I accept responsibility. I can show Sensei how much I appreciate what he has shared with me by teaching it to others and making sure that the river of our tradition does not dry up and end with me. I share and I teach and work at growing the art. Some of my teachers are no longer here for me to thank. I teach new students and make sure they know these men and women lived and contributed so much to their being able to learn budo now.

Kodokan Judo is everywhere. I have heard it is the second most popular participant sport in the world, behind football (soccer). Koryu budo are not so widely practiced, nor are they intended to be.  They are intended to continue from generation to generation. I do what I can to make sure the ryuha grow into a new generation, and that the new generation is worthy of the treasure the great teachers have showered upon me.
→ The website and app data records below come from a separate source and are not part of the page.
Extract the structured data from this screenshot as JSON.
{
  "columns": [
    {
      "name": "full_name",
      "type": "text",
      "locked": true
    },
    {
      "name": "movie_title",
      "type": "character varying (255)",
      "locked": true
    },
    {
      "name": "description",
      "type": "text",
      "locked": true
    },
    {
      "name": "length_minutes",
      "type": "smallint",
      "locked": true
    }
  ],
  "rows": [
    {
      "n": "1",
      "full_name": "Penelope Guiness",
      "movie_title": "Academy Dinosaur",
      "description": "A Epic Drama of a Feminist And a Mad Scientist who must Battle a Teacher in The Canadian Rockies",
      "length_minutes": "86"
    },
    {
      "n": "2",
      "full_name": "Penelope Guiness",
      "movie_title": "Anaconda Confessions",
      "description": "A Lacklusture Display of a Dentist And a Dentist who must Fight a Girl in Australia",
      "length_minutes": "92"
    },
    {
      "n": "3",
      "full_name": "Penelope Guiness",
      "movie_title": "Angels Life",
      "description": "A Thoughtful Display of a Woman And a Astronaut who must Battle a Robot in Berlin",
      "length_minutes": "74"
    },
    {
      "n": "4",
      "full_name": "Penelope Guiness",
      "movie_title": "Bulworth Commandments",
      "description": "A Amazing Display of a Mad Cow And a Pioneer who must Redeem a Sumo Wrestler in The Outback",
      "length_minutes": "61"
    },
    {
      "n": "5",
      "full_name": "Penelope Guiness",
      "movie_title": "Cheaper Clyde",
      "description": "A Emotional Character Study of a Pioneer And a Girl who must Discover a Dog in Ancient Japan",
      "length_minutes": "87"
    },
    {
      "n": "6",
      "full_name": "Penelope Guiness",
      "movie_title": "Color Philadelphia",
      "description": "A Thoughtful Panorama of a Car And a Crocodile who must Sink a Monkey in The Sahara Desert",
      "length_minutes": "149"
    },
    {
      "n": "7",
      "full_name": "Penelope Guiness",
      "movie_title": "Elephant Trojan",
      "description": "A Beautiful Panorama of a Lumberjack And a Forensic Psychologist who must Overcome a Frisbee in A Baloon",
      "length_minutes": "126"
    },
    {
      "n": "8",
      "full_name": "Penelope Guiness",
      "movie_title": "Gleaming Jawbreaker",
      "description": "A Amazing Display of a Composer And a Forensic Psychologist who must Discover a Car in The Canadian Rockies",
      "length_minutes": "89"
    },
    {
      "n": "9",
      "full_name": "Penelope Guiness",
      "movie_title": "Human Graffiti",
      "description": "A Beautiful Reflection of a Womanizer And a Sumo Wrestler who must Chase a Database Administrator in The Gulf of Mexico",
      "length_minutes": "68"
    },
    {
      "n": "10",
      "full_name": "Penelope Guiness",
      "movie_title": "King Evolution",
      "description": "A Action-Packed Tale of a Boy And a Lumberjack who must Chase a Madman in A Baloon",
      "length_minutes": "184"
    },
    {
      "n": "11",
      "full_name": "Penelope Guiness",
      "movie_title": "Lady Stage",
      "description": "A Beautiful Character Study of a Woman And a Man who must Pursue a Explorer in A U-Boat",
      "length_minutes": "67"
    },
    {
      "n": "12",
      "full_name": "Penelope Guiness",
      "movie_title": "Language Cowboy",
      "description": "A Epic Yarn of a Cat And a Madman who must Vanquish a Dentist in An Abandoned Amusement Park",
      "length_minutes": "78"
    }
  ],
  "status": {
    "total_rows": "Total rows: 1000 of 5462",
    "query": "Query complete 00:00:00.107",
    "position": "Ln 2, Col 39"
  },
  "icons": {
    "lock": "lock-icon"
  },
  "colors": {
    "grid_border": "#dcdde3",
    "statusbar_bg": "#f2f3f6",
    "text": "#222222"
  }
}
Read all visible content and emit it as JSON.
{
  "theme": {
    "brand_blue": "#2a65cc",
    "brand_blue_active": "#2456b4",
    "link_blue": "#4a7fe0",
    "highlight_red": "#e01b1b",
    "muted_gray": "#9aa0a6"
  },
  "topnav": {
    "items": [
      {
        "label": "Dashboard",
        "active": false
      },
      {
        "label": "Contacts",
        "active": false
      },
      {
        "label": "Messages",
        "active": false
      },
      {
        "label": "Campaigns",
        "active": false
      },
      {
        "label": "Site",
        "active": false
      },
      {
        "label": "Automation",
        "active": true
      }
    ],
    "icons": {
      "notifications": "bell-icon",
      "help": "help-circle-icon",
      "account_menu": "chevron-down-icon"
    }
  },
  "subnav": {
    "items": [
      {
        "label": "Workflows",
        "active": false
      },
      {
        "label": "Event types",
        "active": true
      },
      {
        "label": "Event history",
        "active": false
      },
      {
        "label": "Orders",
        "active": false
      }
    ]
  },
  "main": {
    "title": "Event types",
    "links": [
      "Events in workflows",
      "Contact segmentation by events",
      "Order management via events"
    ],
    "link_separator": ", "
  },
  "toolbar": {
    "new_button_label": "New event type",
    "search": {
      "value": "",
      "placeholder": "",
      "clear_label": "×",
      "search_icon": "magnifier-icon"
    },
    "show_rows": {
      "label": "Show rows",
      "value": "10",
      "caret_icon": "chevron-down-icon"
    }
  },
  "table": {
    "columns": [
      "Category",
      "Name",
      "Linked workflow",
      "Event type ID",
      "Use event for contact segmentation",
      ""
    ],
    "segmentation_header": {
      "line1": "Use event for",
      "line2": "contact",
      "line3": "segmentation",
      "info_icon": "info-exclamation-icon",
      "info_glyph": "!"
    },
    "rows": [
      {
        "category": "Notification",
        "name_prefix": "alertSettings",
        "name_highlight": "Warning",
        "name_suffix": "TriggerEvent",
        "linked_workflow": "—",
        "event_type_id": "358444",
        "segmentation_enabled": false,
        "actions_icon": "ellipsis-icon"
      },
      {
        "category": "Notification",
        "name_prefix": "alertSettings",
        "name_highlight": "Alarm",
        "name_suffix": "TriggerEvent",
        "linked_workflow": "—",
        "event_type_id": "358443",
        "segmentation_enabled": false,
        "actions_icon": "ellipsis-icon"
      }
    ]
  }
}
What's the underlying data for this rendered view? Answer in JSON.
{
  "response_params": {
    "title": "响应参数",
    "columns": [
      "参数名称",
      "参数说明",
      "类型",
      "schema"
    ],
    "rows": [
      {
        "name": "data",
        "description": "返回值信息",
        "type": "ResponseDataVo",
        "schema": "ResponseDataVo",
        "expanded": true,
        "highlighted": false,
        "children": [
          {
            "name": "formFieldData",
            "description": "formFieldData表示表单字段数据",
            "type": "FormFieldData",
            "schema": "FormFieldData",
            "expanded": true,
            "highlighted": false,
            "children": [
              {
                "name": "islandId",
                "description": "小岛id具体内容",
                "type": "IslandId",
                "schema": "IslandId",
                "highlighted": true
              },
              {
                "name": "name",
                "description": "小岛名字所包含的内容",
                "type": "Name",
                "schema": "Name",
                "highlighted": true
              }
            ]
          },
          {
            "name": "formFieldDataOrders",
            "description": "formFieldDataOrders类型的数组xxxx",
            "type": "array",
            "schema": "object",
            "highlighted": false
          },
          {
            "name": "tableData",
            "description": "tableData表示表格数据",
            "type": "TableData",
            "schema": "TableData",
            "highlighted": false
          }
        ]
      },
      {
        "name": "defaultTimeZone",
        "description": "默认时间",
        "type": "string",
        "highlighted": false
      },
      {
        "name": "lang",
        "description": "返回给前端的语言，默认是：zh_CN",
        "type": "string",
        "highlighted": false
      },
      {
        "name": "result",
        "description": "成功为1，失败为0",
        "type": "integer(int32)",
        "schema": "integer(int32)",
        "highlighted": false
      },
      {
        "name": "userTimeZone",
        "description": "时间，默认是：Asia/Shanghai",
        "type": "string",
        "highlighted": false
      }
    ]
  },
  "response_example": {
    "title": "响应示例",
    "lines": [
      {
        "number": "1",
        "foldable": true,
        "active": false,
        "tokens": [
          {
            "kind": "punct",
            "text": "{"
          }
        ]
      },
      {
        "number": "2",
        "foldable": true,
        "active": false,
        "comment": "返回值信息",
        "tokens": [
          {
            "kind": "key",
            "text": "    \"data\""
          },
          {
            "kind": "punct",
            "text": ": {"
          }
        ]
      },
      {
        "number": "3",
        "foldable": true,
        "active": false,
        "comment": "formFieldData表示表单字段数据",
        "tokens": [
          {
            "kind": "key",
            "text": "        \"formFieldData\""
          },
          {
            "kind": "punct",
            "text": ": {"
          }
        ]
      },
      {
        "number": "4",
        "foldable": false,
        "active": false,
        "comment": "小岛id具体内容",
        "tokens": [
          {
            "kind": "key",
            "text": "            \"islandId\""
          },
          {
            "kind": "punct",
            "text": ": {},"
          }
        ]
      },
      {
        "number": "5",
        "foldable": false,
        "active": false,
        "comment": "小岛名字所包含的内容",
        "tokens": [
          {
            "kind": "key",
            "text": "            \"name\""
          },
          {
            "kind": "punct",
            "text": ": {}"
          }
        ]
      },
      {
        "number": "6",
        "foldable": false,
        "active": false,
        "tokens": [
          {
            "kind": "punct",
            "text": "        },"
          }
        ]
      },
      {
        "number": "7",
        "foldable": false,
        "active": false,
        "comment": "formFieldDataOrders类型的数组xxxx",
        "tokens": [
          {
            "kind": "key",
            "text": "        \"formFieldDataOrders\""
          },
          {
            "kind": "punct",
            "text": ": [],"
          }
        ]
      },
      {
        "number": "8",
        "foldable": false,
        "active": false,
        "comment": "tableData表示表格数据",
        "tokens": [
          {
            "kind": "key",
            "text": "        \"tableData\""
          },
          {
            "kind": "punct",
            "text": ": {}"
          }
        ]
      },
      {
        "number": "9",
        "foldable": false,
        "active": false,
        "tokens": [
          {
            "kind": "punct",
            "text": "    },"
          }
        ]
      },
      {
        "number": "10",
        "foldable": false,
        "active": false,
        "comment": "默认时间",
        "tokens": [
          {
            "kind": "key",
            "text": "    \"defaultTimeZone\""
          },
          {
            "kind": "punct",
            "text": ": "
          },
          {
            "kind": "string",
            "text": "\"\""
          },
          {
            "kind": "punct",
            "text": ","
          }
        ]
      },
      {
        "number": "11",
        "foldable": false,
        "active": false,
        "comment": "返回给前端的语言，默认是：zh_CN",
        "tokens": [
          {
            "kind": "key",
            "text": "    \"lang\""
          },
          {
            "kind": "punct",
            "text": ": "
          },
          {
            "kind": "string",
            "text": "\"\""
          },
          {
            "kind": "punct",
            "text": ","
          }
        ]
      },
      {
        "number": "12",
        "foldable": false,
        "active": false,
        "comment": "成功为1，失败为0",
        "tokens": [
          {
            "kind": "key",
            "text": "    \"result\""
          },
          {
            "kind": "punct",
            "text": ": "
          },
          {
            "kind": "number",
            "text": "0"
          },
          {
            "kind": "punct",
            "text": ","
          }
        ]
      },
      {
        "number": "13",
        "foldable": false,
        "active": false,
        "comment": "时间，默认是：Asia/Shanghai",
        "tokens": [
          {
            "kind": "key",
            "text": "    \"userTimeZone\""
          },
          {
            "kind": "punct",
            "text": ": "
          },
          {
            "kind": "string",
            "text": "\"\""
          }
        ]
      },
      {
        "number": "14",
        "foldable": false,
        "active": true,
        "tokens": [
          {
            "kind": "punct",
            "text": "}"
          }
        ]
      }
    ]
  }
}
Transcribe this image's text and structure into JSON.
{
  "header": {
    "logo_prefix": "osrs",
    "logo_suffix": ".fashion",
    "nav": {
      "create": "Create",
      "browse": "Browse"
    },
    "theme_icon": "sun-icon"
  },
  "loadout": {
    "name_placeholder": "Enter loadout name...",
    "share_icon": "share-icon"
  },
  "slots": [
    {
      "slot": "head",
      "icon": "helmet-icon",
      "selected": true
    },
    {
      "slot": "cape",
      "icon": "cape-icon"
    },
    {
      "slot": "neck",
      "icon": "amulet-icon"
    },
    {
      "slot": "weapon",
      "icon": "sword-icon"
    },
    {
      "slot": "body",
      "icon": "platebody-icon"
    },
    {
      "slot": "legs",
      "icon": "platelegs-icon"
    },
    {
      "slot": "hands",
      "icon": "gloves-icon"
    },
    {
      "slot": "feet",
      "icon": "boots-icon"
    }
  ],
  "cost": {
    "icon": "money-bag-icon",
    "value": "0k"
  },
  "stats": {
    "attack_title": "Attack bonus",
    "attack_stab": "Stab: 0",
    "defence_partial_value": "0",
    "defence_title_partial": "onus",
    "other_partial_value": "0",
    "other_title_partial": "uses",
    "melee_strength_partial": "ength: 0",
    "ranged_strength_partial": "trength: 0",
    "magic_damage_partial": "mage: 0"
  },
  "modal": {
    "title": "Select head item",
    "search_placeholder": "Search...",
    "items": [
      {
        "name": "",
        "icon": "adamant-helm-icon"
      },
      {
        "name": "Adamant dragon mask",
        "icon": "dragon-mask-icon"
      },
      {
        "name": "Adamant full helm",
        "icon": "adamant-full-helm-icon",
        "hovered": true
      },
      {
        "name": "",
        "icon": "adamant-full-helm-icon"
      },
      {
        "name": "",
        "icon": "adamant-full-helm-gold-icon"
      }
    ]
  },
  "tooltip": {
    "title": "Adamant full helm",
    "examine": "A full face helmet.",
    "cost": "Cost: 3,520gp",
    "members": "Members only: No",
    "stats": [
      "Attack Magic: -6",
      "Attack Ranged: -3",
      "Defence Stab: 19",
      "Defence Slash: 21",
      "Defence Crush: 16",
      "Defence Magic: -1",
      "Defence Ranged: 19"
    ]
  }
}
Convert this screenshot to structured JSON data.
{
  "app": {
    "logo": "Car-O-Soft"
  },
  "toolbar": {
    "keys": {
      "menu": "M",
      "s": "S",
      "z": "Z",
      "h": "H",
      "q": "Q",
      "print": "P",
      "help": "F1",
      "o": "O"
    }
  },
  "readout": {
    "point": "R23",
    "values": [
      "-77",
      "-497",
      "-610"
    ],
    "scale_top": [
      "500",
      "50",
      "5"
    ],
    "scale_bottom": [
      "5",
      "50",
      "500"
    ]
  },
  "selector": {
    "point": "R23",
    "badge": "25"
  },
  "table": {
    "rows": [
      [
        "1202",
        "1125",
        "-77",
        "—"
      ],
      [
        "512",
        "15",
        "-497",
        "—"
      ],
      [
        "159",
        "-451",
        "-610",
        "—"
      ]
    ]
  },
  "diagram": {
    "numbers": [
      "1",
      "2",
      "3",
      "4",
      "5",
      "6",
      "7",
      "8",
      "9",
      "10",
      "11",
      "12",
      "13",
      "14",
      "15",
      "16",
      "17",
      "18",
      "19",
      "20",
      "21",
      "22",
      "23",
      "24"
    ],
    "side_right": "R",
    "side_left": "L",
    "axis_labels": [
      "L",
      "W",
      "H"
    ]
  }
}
This much harder than I expected because I want to be a worthy teacher of the lessons I have received. The result is that I put a good deal more consideration into what I’m doing and it takes more effort than I ever expected. Which lessons are right for each student? I know students can’t leap from lesson to lesson. They have to work on and practice and polish each lesson until it enters their muscles and bones. That doesn’t happen with one or two classes. I’ve had to develop a new sort patience while I try to make payments on this debt to my own teachers.

To my surprise, I find a special joy in seeing students grow and develop in budo, and seeing the arts flow into a new generation. There is something deeply satisfying about seeing the growth and development of a student. That’s another debt to my teachers that I will not be able to repay.

Ōn seems like a heavy burden, but it is one that is wonderful carry. How can I not be thankful for this sense of gratitude when it comes from all the wonder filled and amazing things I have received through budo practice? I even appreciate this sense of Ōn.